The relevant part in the source code above is that the form, here a modal dialog, would return NULL on cancellation. In general, this isn't really a problem but there can be and there are issues with this kind of approach. Just not where you would except them. But let me explain this.

Finding the root cause

Calling the UPPER function in VFP with NULL as parameter does not cause the error message from above. You can easily verify this in the VFP Command window like this:

? UPPER(NULL)		&& outputs .NULL. on the screen

Okay, it's not UPPER, right? But where is the actual problem now?

Well, actually the passed parameter into the UPPER function is causing the issue. The root cause although is located in the function GetValue and is related to an incomplete or better said an inappropriate instantiation of the variable lvReturn.

When you run the VFP debugger and step through the source code you will notice in the Watch window that the variable of the return value is declared as a logical type:

Declaring a variable in VFP is of type "Logical" initially

This is caused by the LOCAL command. And now, passing the variable into the UPPER function throws the error message as expected.

? UPPER(lvReturn)

Declaring any variable in VFP defines it as a logical data type first. In our case though, we are somehow expecting a return type of string (or character). And given the untyped nature of Visual FoxPro parameters and variables it is up to the developer to take care of this properly.

How to fix it?

The implementation of the function GetValue above does not take the incoming type of the default value into consideration. Changing the source code like so:

FUNCTION GetValue(tcMessage, tvDefault)
  LOCAL lvReturn
  lvReturn = tvDefault	&& "assign" expected data type to be returned
  lvReturn = Null
  
  *-- Run some dialog to ask for value
  lvReturn = DoForm("GetValueDialog", tcMessage, tvDefault)
  
  RETURN lvReturn
ENDFUNC

changes the data type of the return variable into the expected return type.

When we have a look at the Watch window in the VFP debugger now, we will discover that the type has changed:

Assign the expected value after declaring a variable

Although the value is still NULL this will not throw the error message anymore.

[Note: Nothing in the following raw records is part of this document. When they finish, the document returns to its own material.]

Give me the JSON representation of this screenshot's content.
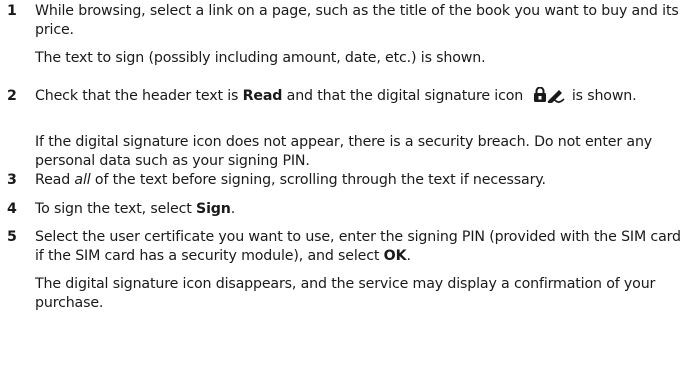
{
  "steps": [
    {
      "number": "1",
      "text": "While browsing, select a link on a page, such as the title of the book you want to buy and its price.",
      "note": "The text to sign (possibly including amount, date, etc.) is shown."
    },
    {
      "number": "2",
      "text_before": "Check that the header text is ",
      "bold_header": "Read",
      "text_middle": " and that the digital signature icon ",
      "text_after": " is shown.",
      "icon": "lock-pen-signature-icon",
      "note": "If the digital signature icon does not appear, there is a security breach. Do not enter any personal data such as your signing PIN."
    },
    {
      "number": "3",
      "text_before": "Read ",
      "italic_word": "all",
      "text_after": " of the text before signing, scrolling through the text if necessary."
    },
    {
      "number": "4",
      "text_before": "To sign the text, select ",
      "bold_word": "Sign",
      "text_after": "."
    },
    {
      "number": "5",
      "text_before": "Select the user certificate you want to use, enter the signing PIN (provided with the SIM card if the SIM card has a security module), and select ",
      "bold_word": "OK",
      "text_after": ".",
      "note": "The digital signature icon disappears, and the service may display a confirmation of your purchase."
    }
  ]
}
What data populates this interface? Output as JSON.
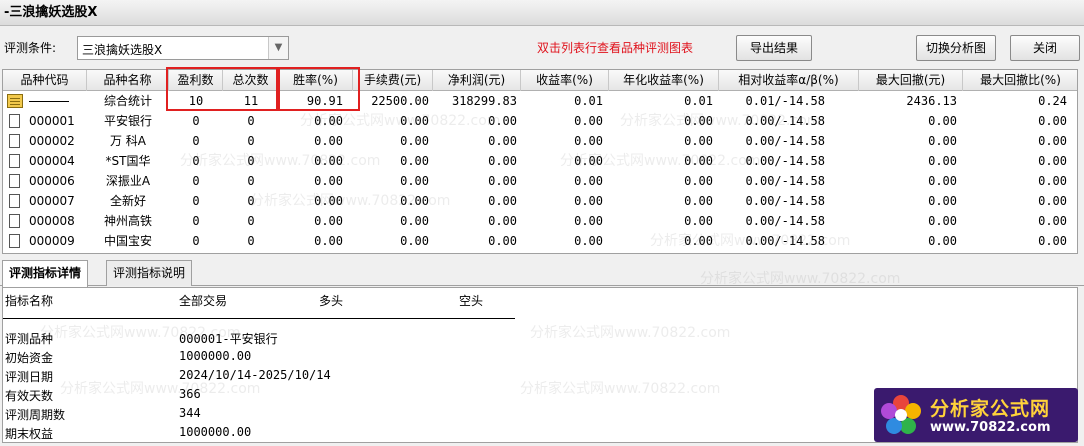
{
  "window": {
    "title": "-三浪擒妖选股X"
  },
  "toolbar": {
    "condition_label": "评测条件:",
    "condition_value": "三浪擒妖选股X",
    "hint": "双击列表行查看品种评测图表",
    "export_label": "导出结果",
    "switch_label": "切换分析图",
    "close_label": "关闭"
  },
  "table": {
    "headers": [
      "品种代码",
      "品种名称",
      "盈利数",
      "总次数",
      "胜率(%)",
      "手续费(元)",
      "净利润(元)",
      "收益率(%)",
      "年化收益率(%)",
      "相对收益率α/β(%)",
      "最大回撤(元)",
      "最大回撤比(%)"
    ],
    "rows": [
      {
        "code": "",
        "name": "综合统计",
        "wins": "10",
        "total": "11",
        "winrate": "90.91",
        "fee": "22500.00",
        "profit": "318299.83",
        "ret": "0.01",
        "annual": "0.01",
        "relative": "0.01/-14.58",
        "maxdd": "2436.13",
        "maxddr": "0.24"
      },
      {
        "code": "000001",
        "name": "平安银行",
        "wins": "0",
        "total": "0",
        "winrate": "0.00",
        "fee": "0.00",
        "profit": "0.00",
        "ret": "0.00",
        "annual": "0.00",
        "relative": "0.00/-14.58",
        "maxdd": "0.00",
        "maxddr": "0.00"
      },
      {
        "code": "000002",
        "name": "万 科A",
        "wins": "0",
        "total": "0",
        "winrate": "0.00",
        "fee": "0.00",
        "profit": "0.00",
        "ret": "0.00",
        "annual": "0.00",
        "relative": "0.00/-14.58",
        "maxdd": "0.00",
        "maxddr": "0.00"
      },
      {
        "code": "000004",
        "name": "*ST国华",
        "wins": "0",
        "total": "0",
        "winrate": "0.00",
        "fee": "0.00",
        "profit": "0.00",
        "ret": "0.00",
        "annual": "0.00",
        "relative": "0.00/-14.58",
        "maxdd": "0.00",
        "maxddr": "0.00"
      },
      {
        "code": "000006",
        "name": "深振业A",
        "wins": "0",
        "total": "0",
        "winrate": "0.00",
        "fee": "0.00",
        "profit": "0.00",
        "ret": "0.00",
        "annual": "0.00",
        "relative": "0.00/-14.58",
        "maxdd": "0.00",
        "maxddr": "0.00"
      },
      {
        "code": "000007",
        "name": "全新好",
        "wins": "0",
        "total": "0",
        "winrate": "0.00",
        "fee": "0.00",
        "profit": "0.00",
        "ret": "0.00",
        "annual": "0.00",
        "relative": "0.00/-14.58",
        "maxdd": "0.00",
        "maxddr": "0.00"
      },
      {
        "code": "000008",
        "name": "神州高铁",
        "wins": "0",
        "total": "0",
        "winrate": "0.00",
        "fee": "0.00",
        "profit": "0.00",
        "ret": "0.00",
        "annual": "0.00",
        "relative": "0.00/-14.58",
        "maxdd": "0.00",
        "maxddr": "0.00"
      },
      {
        "code": "000009",
        "name": "中国宝安",
        "wins": "0",
        "total": "0",
        "winrate": "0.00",
        "fee": "0.00",
        "profit": "0.00",
        "ret": "0.00",
        "annual": "0.00",
        "relative": "0.00/-14.58",
        "maxdd": "0.00",
        "maxddr": "0.00"
      }
    ]
  },
  "tabs": [
    {
      "label": "评测指标详情",
      "active": true
    },
    {
      "label": "评测指标说明",
      "active": false
    }
  ],
  "detail": {
    "headers": [
      "指标名称",
      "全部交易",
      "多头",
      "空头"
    ],
    "rows": [
      {
        "label": "评测品种",
        "value": "000001-平安银行"
      },
      {
        "label": "初始资金",
        "value": "1000000.00"
      },
      {
        "label": "评测日期",
        "value": "2024/10/14-2025/10/14"
      },
      {
        "label": "有效天数",
        "value": "366"
      },
      {
        "label": "评测周期数",
        "value": "344"
      },
      {
        "label": "期末权益",
        "value": "1000000.00"
      }
    ]
  },
  "watermark": "分析家公式网www.70822.com",
  "logo": {
    "title": "分析家公式网",
    "url": "www.70822.com"
  },
  "colors": {
    "highlight_box": "#e02020",
    "hint_text": "#e0121c",
    "logo_bg": "#3a1a6e",
    "logo_title": "#ffd23a"
  }
}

? UPPER(lvReturn)		&& outputs .NULL. on the screen

Take away from this

Given the long history of Microsoft Visual FoxPro (VFP) being an untyped programming language requires a certain amount of discipline from each software developer. Writing VFP code is really easy and really fast but there are those little notches you should be aware of.

Given the discussed scenario, I would like to add that the original source code had been written somewhere around the year 1999 (!), and had been adjusted from time to time. But it is only now that this particular issue had been isolated and corrected for good.

Always declare your variables and more importantly assign the intended data type to it before use.

Applying this practice will stabilise your VFP source code. At least, I can report that the number of invalid type error messages in my client's project has been decreased since then.

Image credit: Erwin Voortman